◆ App and web page records ◆
━━━━━━

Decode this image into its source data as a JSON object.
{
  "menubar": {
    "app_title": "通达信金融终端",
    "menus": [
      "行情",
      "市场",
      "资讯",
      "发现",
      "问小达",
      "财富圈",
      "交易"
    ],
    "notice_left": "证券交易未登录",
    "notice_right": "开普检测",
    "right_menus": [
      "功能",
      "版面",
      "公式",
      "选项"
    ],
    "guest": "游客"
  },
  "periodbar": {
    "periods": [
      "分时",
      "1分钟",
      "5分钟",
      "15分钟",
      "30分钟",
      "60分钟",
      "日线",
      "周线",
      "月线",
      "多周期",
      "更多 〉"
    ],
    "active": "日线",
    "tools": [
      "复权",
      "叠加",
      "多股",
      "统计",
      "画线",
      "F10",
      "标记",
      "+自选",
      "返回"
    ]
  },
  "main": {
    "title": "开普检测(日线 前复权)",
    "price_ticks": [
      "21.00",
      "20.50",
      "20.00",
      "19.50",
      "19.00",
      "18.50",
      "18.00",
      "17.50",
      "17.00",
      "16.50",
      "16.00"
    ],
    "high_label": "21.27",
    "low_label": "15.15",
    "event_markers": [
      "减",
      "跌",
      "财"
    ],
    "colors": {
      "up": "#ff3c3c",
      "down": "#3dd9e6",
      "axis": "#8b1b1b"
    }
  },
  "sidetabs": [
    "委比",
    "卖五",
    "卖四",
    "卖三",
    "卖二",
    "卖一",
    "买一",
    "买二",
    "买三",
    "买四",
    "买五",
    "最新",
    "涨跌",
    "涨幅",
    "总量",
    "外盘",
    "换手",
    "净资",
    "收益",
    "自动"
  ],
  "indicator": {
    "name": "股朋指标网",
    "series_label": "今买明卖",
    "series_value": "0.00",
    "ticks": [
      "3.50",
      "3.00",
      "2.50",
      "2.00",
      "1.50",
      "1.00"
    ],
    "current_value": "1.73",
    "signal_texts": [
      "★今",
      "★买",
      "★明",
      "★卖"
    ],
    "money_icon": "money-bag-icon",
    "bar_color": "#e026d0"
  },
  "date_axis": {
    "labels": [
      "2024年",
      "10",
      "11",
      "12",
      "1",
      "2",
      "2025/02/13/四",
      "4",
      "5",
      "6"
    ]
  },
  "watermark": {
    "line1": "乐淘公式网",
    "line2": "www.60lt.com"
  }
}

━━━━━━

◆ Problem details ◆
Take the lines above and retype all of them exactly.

◆ Worked solution ◆
Decode this image into its source data as a JSON object.
{
  "menubar": {
    "app_title": "通达信金融终端",
    "menus": [
      "行情",
      "市场",
      "资讯",
      "发现",
      "问小达",
      "财富圈",
      "交易"
    ],
    "notice_left": "证券交易未登录",
    "notice_right": "开普检测",
    "right_menus": [
      "功能",
      "版面",
      "公式",
      "选项"
    ],
    "guest": "游客"
  },
  "periodbar": {
    "periods": [
      "分时",
      "1分钟",
      "5分钟",
      "15分钟",
      "30分钟",
      "60分钟",
      "日线",
      "周线",
      "月线",
      "多周期",
      "更多 〉"
    ],
    "active": "日线",
    "tools": [
      "复权",
      "叠加",
      "多股",
      "统计",
      "画线",
      "F10",
      "标记",
      "+自选",
      "返回"
    ]
  },
  "main": {
    "title": "开普检测(日线 前复权)",
    "price_ticks": [
      "21.00",
      "20.50",
      "20.00",
      "19.50",
      "19.00",
      "18.50",
      "18.00",
      "17.50",
      "17.00",
      "16.50",
      "16.00"
    ],
    "high_label": "21.27",
    "low_label": "15.15",
    "event_markers": [
      "减",
      "跌",
      "财"
    ],
    "colors": {
      "up": "#ff3c3c",
      "down": "#3dd9e6",
      "axis": "#8b1b1b"
    }
  },
  "sidetabs": [
    "委比",
    "卖五",
    "卖四",
    "卖三",
    "卖二",
    "卖一",
    "买一",
    "买二",
    "买三",
    "买四",
    "买五",
    "最新",
    "涨跌",
    "涨幅",
    "总量",
    "外盘",
    "换手",
    "净资",
    "收益",
    "自动"
  ],
  "indicator": {
    "name": "股朋指标网",
    "series_label": "今买明卖",
    "series_value": "0.00",
    "ticks": [
      "3.50",
      "3.00",
      "2.50",
      "2.00",
      "1.50",
      "1.00"
    ],
    "current_value": "1.73",
    "signal_texts": [
      "★今",
      "★买",
      "★明",
      "★卖"
    ],
    "money_icon": "money-bag-icon",
    "bar_color": "#e026d0"
  },
  "date_axis": {
    "labels": [
      "2024年",
      "10",
      "11",
      "12",
      "1",
      "2",
      "2025/02/13/四",
      "4",
      "5",
      "6"
    ]
  },
  "watermark": {
    "line1": "乐淘公式网",
    "line2": "www.60lt.com"
  }
}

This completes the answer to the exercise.